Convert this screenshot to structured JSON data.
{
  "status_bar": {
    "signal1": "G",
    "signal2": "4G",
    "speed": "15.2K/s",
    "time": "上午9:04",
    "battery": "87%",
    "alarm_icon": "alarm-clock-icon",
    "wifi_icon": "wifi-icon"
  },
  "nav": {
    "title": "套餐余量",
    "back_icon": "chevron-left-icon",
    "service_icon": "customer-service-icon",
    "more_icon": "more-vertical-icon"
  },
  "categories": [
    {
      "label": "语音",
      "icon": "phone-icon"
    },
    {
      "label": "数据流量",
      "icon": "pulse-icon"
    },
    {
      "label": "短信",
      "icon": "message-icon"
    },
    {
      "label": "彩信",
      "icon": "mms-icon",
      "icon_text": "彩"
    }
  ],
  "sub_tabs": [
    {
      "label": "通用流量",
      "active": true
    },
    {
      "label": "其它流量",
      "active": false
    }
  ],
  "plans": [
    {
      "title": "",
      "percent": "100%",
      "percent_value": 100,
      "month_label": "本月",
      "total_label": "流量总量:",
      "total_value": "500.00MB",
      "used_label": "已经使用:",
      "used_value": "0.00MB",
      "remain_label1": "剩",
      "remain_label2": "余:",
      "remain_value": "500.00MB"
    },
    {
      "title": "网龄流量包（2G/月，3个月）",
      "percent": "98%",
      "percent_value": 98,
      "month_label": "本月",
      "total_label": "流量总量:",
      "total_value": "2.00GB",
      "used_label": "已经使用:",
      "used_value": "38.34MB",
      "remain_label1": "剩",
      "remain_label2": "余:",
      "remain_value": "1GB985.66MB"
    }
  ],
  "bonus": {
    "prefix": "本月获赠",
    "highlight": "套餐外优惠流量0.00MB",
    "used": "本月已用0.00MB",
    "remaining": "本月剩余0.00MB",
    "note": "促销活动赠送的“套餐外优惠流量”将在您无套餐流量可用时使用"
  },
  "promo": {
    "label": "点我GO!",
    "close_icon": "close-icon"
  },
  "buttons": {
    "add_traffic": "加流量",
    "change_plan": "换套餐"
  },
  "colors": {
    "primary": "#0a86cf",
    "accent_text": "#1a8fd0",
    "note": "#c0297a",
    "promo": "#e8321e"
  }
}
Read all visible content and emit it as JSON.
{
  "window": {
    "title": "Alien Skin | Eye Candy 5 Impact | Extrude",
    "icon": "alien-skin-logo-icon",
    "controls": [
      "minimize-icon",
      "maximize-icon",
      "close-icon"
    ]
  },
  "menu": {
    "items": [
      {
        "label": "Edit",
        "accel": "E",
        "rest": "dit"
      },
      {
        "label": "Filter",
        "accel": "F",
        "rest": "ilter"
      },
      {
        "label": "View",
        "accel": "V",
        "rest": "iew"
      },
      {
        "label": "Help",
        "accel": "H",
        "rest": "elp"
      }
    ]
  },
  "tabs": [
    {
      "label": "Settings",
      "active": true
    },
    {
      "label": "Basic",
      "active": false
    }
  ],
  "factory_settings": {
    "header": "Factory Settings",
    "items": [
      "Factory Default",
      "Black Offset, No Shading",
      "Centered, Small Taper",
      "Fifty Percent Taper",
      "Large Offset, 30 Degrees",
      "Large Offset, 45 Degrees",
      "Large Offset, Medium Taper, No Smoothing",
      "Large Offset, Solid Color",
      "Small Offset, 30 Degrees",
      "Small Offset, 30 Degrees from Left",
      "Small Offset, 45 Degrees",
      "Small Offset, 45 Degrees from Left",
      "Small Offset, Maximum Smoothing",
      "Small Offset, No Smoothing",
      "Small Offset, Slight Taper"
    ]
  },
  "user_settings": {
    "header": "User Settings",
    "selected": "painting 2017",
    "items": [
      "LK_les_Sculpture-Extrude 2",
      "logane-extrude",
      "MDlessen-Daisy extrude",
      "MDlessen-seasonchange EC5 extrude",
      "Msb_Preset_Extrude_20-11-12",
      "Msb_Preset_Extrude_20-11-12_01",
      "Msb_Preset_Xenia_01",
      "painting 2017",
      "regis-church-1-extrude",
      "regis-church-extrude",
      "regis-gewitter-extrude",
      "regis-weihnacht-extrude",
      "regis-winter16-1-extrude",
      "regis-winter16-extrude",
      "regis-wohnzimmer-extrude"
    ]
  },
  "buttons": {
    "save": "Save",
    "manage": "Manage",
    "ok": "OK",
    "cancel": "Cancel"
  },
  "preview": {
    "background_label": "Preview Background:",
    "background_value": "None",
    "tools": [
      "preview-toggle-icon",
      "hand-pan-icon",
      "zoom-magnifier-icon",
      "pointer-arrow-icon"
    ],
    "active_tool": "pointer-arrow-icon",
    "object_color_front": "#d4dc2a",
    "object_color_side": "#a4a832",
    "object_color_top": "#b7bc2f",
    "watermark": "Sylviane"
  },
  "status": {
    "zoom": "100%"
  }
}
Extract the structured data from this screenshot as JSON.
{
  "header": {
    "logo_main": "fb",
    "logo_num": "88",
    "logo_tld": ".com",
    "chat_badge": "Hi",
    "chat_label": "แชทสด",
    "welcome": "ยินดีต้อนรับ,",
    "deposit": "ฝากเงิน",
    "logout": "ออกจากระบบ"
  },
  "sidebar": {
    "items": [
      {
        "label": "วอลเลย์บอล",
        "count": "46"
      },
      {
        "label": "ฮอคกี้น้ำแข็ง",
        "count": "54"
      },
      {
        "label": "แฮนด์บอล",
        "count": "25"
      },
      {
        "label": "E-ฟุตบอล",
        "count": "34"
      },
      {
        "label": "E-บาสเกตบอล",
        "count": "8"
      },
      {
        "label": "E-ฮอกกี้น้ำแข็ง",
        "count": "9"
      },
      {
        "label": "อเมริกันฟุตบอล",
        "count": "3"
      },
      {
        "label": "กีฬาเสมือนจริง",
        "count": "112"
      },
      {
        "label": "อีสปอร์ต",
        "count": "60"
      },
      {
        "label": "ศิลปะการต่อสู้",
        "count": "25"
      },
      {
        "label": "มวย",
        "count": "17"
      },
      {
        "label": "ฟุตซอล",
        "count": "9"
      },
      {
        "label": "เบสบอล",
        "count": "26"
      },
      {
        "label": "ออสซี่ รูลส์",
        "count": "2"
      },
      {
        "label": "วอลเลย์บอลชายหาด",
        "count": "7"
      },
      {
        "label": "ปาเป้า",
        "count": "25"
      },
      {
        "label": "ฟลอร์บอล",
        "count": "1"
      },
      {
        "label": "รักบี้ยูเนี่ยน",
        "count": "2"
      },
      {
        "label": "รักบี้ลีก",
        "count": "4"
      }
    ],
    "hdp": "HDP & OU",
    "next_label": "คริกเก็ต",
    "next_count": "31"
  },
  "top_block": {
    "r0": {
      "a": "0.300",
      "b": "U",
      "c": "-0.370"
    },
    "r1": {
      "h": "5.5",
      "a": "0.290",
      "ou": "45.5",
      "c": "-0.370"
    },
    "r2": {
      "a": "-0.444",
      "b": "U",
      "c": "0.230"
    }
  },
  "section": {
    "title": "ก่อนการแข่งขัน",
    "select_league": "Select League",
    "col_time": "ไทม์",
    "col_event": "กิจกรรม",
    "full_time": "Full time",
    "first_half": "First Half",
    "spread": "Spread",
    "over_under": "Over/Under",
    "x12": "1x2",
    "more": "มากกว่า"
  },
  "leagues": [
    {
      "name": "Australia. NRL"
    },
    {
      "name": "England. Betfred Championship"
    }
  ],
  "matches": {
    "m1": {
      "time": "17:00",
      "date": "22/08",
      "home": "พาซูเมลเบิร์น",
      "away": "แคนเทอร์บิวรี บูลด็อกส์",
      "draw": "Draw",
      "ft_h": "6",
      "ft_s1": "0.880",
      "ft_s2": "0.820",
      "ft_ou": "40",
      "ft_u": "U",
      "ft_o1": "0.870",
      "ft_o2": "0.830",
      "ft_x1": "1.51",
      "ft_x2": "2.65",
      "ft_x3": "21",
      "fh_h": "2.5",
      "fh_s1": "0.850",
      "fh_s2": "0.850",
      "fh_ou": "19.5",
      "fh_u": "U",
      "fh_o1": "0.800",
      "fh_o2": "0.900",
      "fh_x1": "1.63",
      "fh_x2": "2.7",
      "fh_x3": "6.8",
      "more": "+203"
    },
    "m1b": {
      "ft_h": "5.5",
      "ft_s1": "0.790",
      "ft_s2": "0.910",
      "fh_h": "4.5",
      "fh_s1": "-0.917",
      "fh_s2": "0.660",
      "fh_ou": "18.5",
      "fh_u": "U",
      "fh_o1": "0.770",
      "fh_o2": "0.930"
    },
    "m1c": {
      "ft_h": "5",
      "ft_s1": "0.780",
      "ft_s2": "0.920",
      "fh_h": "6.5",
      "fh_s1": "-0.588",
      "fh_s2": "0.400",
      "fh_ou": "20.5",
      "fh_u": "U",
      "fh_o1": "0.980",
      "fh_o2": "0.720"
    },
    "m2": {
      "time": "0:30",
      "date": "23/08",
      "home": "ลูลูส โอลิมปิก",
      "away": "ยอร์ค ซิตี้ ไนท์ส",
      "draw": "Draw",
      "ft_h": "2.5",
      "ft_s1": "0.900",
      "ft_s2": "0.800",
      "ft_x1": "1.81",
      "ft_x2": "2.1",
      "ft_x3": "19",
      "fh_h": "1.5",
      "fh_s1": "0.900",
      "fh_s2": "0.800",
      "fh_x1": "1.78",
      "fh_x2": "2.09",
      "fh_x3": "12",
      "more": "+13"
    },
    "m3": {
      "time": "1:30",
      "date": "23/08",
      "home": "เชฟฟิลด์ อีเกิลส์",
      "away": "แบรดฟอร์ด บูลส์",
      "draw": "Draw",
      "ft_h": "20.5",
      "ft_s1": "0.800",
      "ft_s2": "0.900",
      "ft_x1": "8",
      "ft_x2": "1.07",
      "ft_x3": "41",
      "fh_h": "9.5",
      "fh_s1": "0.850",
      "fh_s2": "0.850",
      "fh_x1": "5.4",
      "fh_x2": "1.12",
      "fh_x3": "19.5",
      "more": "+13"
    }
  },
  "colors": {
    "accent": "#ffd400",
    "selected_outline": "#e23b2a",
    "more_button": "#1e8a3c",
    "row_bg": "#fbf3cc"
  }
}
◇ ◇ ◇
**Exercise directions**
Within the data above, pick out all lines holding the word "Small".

**Exercise solution**
      "Centered, Small Taper",
      "Small Offset, 30 Degrees",
      "Small Offset, 30 Degrees from Left",
      "Small Offset, 45 Degrees",
      "Small Offset, 45 Degrees from Left",
      "Small Offset, Maximum Smoothing",
      "Small Offset, No Smoothing",
      "Small Offset, Slight Taper"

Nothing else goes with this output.